Cloud of the Day – Altocumulus Lenticularis
Altocumulus Lenticularis is one of my favorite clouds. They have such interesting shapes, and they look so dynamic, that I find them fascinating. Altocumulus Lenticularis clouds form by the combination of rising air, which causes a cloud to develop, and strong winds, which sculpt it into those dramatic shapes. These are the clouds that are most often mistaken for UFOs.
Altocumulus Lenticularis clouds form where there are waves in strong winds aloft. The waves are most often the result of the wind interacting with the topography. Just as you will see a standing wave form in a moving stream of water, so standing waves form in the air near mountains. The lenticular – lens shaped – clouds form at the top of the wave, providing that the air holds sufficient moisture, and the air is cool enough at that height to reach the dew point. Because the wave is associated with a fixed topographical feature, such as a mountain, the cloud remains fixed in the sky. This accounts for the counter-intuitive existence of a stationary cloud that is obviously being blown by strong winds.

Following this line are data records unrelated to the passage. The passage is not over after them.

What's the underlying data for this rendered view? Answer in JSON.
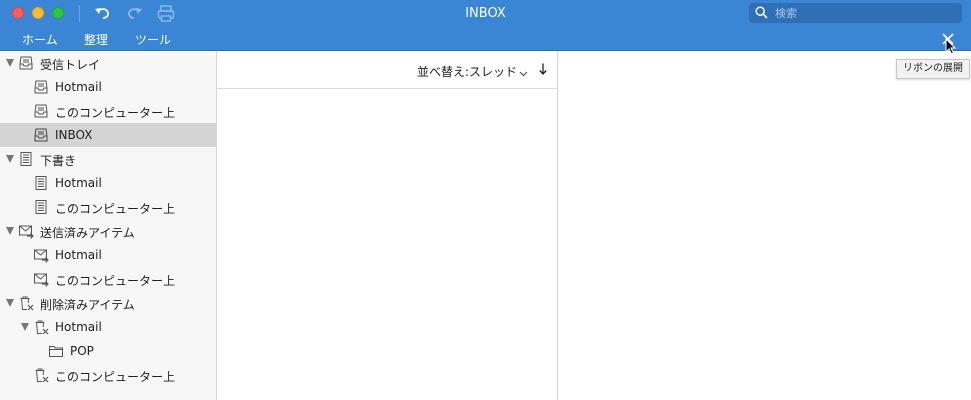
{
  "window": {
    "title": "INBOX",
    "search_placeholder": "検索"
  },
  "ribbon": {
    "tabs": [
      {
        "label": "ホーム"
      },
      {
        "label": "整理"
      },
      {
        "label": "ツール"
      }
    ],
    "tooltip": "リボンの展開"
  },
  "sidebar": {
    "items": [
      {
        "label": "受信トレイ",
        "icon": "inbox-icon",
        "expanded": true
      },
      {
        "label": "Hotmail",
        "icon": "inbox-icon"
      },
      {
        "label": "このコンピューター上",
        "icon": "inbox-icon"
      },
      {
        "label": "INBOX",
        "icon": "inbox-icon",
        "selected": true
      },
      {
        "label": "下書き",
        "icon": "drafts-icon",
        "expanded": true
      },
      {
        "label": "Hotmail",
        "icon": "drafts-icon"
      },
      {
        "label": "このコンピューター上",
        "icon": "drafts-icon"
      },
      {
        "label": "送信済みアイテム",
        "icon": "sent-icon",
        "expanded": true
      },
      {
        "label": "Hotmail",
        "icon": "sent-icon"
      },
      {
        "label": "このコンピューター上",
        "icon": "sent-icon"
      },
      {
        "label": "削除済みアイテム",
        "icon": "trash-icon",
        "expanded": true
      },
      {
        "label": "Hotmail",
        "icon": "trash-icon",
        "expanded": true
      },
      {
        "label": "POP",
        "icon": "folder-icon"
      },
      {
        "label": "このコンピューター上",
        "icon": "trash-icon"
      }
    ]
  },
  "messagelist": {
    "sort_label": "並べ替え:スレッド"
  },
  "colors": {
    "titlebar": "#3a86d4",
    "selection": "#d4d4d4",
    "sidebar": "#f7f7f7"
  }
}
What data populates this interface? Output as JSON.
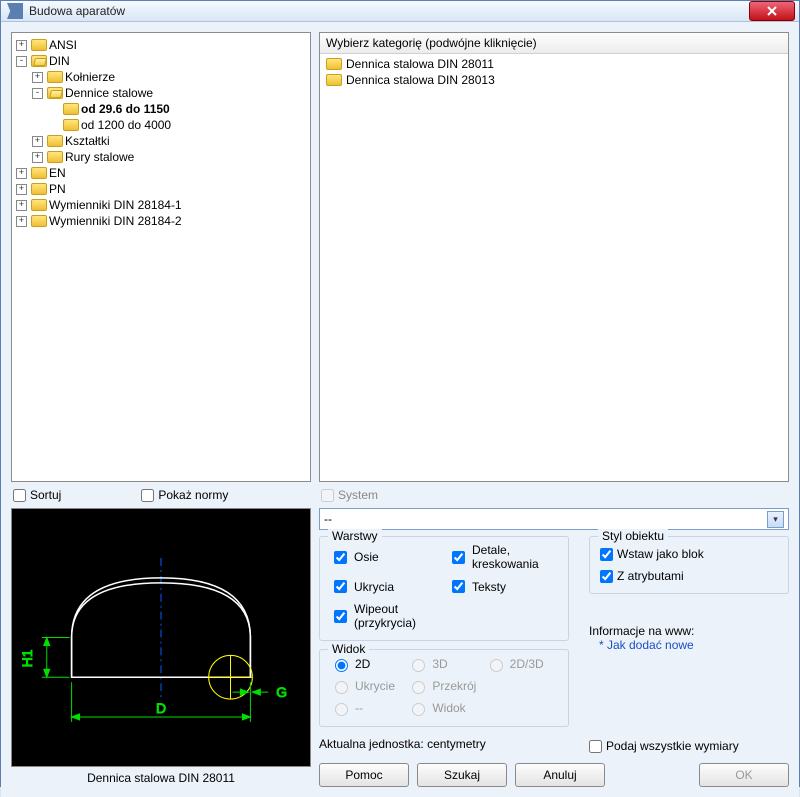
{
  "window": {
    "title": "Budowa aparatów"
  },
  "tree": {
    "nodes": [
      {
        "exp": "+",
        "label": "ANSI"
      },
      {
        "exp": "-",
        "label": "DIN",
        "open": true,
        "children": [
          {
            "exp": "+",
            "label": "Kołnierze"
          },
          {
            "exp": "-",
            "label": "Dennice stalowe",
            "open": true,
            "children": [
              {
                "exp": "",
                "label": "od 29.6 do 1150",
                "bold": true,
                "special": true
              },
              {
                "exp": "",
                "label": "od 1200 do 4000"
              }
            ]
          },
          {
            "exp": "+",
            "label": "Kształtki"
          },
          {
            "exp": "+",
            "label": "Rury stalowe"
          }
        ]
      },
      {
        "exp": "+",
        "label": "EN"
      },
      {
        "exp": "+",
        "label": "PN"
      },
      {
        "exp": "+",
        "label": "Wymienniki DIN 28184-1"
      },
      {
        "exp": "+",
        "label": "Wymienniki DIN 28184-2"
      }
    ]
  },
  "list": {
    "header": "Wybierz kategorię (podwójne kliknięcie)",
    "items": [
      "Dennica stalowa DIN 28011",
      "Dennica stalowa DIN 28013"
    ]
  },
  "mid": {
    "sort": "Sortuj",
    "show_norms": "Pokaż normy",
    "system": "System"
  },
  "dropdown": {
    "value": "--"
  },
  "layers": {
    "legend": "Warstwy",
    "axes": "Osie",
    "details": "Detale, kreskowania",
    "hides": "Ukrycia",
    "texts": "Teksty",
    "wipeout": "Wipeout (przykrycia)"
  },
  "view": {
    "legend": "Widok",
    "r2d": "2D",
    "r3d": "3D",
    "r2d3d": "2D/3D",
    "hide": "Ukrycie",
    "section": "Przekrój",
    "dash": "--",
    "widok": "Widok"
  },
  "style": {
    "legend": "Styl obiektu",
    "block": "Wstaw jako blok",
    "attrs": "Z atrybutami"
  },
  "info": {
    "label": "Informacje na www:",
    "link": "* Jak dodać nowe"
  },
  "dims_check": "Podaj wszystkie wymiary",
  "unit": {
    "label": "Aktualna jednostka: centymetry"
  },
  "preview": {
    "caption": "Dennica stalowa DIN 28011",
    "dims": {
      "H1": "H1",
      "D": "D",
      "G": "G"
    }
  },
  "buttons": {
    "help": "Pomoc",
    "search": "Szukaj",
    "cancel": "Anuluj",
    "ok": "OK"
  }
}
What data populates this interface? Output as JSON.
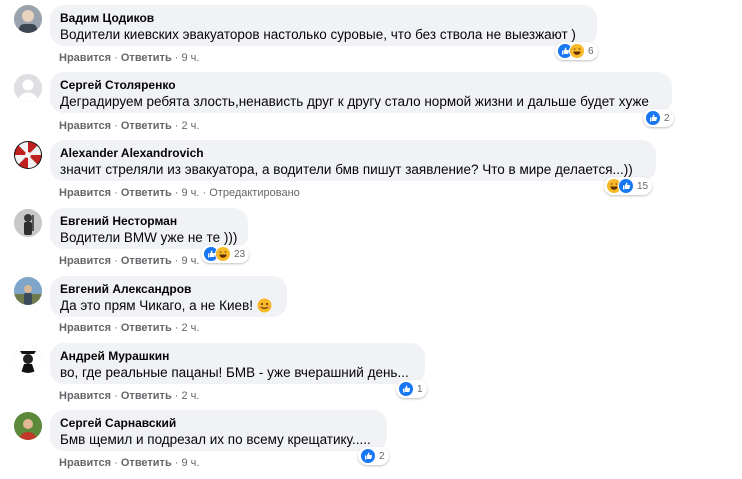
{
  "comments": [
    {
      "author": "Вадим Цодиков",
      "text": "Водители киевских эвакуаторов настолько суровые, что без ствола не выезжают )",
      "like": "Нравится",
      "reply": "Ответить",
      "time": "9 ч.",
      "reaction_count": "6"
    },
    {
      "author": "Сергей Столяренко",
      "text": "Деградируем ребята злость,ненависть друг к другу стало нормой жизни и дальше будет хуже",
      "like": "Нравится",
      "reply": "Ответить",
      "time": "2 ч.",
      "reaction_count": "2"
    },
    {
      "author": "Alexander Alexandrovich",
      "text": "значит стреляли из эвакуатора, а водители бмв пишут заявление? Что в мире делается...))",
      "like": "Нравится",
      "reply": "Ответить",
      "time": "9 ч.",
      "edited": "Отредактировано",
      "reaction_count": "15"
    },
    {
      "author": "Евгений Несторман",
      "text": "Водители BMW уже не те )))",
      "like": "Нравится",
      "reply": "Ответить",
      "time": "9 ч.",
      "reaction_count": "23"
    },
    {
      "author": "Евгений Александров",
      "text": "Да это прям Чикаго, а не Киев!",
      "like": "Нравится",
      "reply": "Ответить",
      "time": "2 ч."
    },
    {
      "author": "Андрей Мурашкин",
      "text": "во, где реальные пацаны! БМВ - уже вчерашний день...",
      "like": "Нравится",
      "reply": "Ответить",
      "time": "2 ч.",
      "reaction_count": "1"
    },
    {
      "author": "Сергей Сарнавский",
      "text": "Бмв щемил и подрезал их по всему крещатику.....",
      "like": "Нравится",
      "reply": "Ответить",
      "time": "9 ч.",
      "reaction_count": "2"
    }
  ],
  "colors": {
    "bubble": "#f0f2f5",
    "like_blue": "#1877f2",
    "haha_yellow": "#f7b928",
    "meta_text": "#65676b"
  }
}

Precipitation is possible, but rare from Altocumulus Lenticularis.